Let’s dig deeper into how technology is transforming the way we, as marketers, broadcast our brand's narratives and what you can do to bring technology into your own engagement with your audiences.
From Communications to Experiences
Traditionally, marketing was like The Secret Life of Walter Mitty: prospects would imagine what it would be like to be your customer. But today you actually get them engaged in your story – the way your website works, the flow of your social networks. Modern marketing is taking art-and-copy-based disciplines and augmenting them with new ways of thinking about code, logic, and data.
“We used to be in the business of communications and now we’re increasingly in the business of experiences,” Brinker said.
Brinker said he agrees with a statement by Ann Handley, Head of Content at MarketingProfs: “Technology is only as good as the story.” However, storytelling in a digital world also includes the software you buy, the configurations you set up, the algorithms and process design, the user experience design, he added.
“All of these things that we have historically thought of as geeky stuff is now getting woven into the narrative of storytelling,” Brinker said.
Software is Everywhere
In a digital world, software becomes the sense of our marketing efforts because analytics and data are how we see and interpret the actions of our audience, which in turn affects our strategic decisions about how we can reach them, Brinker said.
Your customers are also running software – their internet browser, phone apps, search engines and ad blocking software – although they make not think of it as software.
“Software is taking over the world,” Brinker said. “The challenge is: how do we manage that?”
Part of the problem is that our organizations don’t change at the breakneck pace of tech advancements. As a marketer, things are flying at you from all directions. Rapid feedback from customers, faster business cycle speeds, frequent disruptions and fragmented channels.
“How do we make this work?” Brinker said. “It’s hard. One of the few suggestions I can offer is we have to be very mindful about which choices we try to embrace.”
Traditionally, we think of developing a strategy first, and then selecting the technology to fulfill it (which is typically seen as better as buying first and figuring out the strategy later). But now it’s more like an ongoing loop.
“We really want to think of this as a circular relationship,” Brinker said. “Technology is evolving so rapidly that it is opening up new strategic possibilities for us.”

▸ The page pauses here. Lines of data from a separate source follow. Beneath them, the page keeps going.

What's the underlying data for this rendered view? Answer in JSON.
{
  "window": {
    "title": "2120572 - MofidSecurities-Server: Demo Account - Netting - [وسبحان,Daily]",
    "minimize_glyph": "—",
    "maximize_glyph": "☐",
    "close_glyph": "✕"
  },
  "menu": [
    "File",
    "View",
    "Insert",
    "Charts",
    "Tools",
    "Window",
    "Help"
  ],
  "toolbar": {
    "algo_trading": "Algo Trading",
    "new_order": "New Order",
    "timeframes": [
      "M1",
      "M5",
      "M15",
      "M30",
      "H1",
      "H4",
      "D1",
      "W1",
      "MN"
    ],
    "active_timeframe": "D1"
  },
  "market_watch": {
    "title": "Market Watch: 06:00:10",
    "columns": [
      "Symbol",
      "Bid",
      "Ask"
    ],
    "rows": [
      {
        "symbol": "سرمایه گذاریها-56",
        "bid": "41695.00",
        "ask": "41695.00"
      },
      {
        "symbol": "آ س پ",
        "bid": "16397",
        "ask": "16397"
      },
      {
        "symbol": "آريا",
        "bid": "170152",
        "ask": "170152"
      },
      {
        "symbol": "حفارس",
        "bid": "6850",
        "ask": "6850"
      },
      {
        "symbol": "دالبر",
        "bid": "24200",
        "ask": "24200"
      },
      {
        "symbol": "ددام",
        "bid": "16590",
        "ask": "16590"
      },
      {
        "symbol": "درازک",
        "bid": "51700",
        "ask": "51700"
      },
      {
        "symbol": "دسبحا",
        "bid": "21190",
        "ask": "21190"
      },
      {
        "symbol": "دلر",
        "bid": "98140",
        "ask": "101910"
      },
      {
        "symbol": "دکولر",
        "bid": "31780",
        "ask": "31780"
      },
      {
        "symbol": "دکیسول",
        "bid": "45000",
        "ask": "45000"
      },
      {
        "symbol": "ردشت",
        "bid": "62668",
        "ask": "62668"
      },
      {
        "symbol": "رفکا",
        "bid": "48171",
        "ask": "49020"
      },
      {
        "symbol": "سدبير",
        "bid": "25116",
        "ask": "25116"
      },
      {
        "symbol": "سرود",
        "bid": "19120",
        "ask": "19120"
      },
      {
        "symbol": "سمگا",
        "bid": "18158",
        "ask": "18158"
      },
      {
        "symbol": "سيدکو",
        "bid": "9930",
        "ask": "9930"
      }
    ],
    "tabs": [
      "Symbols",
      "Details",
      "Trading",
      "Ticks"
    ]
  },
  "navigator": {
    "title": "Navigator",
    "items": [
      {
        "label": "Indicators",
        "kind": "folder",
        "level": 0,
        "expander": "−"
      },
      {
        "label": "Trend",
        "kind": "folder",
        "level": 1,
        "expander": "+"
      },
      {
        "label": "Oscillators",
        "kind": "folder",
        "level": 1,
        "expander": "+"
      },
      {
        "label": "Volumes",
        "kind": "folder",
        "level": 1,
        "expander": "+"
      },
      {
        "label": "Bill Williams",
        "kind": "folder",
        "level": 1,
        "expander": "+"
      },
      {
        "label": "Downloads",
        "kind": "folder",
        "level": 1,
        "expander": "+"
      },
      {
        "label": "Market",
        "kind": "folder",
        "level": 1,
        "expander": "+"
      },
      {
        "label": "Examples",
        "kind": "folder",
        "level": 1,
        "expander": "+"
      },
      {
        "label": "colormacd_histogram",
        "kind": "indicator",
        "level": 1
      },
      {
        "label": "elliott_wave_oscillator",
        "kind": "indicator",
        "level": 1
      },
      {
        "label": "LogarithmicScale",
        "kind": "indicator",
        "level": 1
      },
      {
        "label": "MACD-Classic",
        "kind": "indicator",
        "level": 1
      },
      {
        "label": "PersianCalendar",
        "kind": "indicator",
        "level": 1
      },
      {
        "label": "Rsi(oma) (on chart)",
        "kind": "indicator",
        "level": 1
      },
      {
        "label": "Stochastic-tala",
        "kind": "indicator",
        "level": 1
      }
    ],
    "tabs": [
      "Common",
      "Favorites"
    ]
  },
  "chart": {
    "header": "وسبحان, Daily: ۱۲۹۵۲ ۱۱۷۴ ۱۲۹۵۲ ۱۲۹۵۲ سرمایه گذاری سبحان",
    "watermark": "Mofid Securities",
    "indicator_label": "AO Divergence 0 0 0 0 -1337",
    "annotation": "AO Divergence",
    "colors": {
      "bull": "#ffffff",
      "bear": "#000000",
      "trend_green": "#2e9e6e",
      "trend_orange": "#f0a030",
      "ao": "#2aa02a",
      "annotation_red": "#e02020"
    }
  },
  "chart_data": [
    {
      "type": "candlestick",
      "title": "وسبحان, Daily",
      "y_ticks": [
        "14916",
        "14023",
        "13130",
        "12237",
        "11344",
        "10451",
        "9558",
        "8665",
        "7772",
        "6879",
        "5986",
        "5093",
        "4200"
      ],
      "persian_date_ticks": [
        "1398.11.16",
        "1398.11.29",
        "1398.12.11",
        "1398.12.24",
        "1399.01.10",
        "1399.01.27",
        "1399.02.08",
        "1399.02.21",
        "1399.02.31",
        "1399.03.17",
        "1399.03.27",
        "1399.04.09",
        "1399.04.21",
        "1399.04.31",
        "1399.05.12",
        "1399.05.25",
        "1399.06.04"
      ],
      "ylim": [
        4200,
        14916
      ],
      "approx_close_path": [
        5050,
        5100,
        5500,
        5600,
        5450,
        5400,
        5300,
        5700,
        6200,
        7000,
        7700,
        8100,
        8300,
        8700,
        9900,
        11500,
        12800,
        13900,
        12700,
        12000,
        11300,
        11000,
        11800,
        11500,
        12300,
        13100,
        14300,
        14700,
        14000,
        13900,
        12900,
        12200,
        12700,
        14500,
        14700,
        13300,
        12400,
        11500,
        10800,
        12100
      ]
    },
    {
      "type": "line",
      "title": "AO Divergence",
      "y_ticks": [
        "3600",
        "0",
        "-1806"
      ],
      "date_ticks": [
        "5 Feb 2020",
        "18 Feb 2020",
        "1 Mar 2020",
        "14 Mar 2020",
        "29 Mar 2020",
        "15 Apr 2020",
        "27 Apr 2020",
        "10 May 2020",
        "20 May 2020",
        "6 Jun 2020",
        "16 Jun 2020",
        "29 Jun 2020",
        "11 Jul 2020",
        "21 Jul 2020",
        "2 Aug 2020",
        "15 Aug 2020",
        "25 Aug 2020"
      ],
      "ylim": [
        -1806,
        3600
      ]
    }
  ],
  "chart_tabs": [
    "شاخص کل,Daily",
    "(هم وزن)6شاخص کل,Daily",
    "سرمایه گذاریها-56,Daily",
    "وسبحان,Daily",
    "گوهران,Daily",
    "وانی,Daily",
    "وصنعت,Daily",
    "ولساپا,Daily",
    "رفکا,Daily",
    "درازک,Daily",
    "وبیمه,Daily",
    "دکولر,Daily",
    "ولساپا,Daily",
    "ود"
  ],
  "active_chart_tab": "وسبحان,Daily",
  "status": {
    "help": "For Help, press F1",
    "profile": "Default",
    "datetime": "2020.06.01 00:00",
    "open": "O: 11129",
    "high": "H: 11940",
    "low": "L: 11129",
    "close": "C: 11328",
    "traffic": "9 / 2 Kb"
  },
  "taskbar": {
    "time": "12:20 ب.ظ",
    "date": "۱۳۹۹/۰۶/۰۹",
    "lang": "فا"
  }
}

Part of the solution to figuring out the landscape complexity is to break down the old-school walls between the programming “geeks” and the marketing team. Thankfully, today we’re seeing some wonderful examples of hybrid marketers with broad skill sets that help to break through any barriers.
If You Sprint, Make it to the Finish
Brinker closed his talk by comparing how software companies pioneered waterfall and agile approaches to product design with similar approaches taken by marketers who are applying the agile methodology to their work, breaking initiatives down into small agile sprints, learning from what works, and iterating accordingly.
Some marketers fear that an agile approach would cause them to lose sight of the strategy, but that’s not really the case, Brinker said.
What’s really important to marketing teams working on agile projects is that they can focus on their objectives without being interrupted, Brinker said, because “fire drills are incredibly disruptive to what we do.”
How do you think about modern marketing? Do you use art-and-copy based disciplines while also considering the importance of code, logic and data? Is your company using the best software for your business? Are you making the most of your analytics and data so you can understand the actions of your audiences?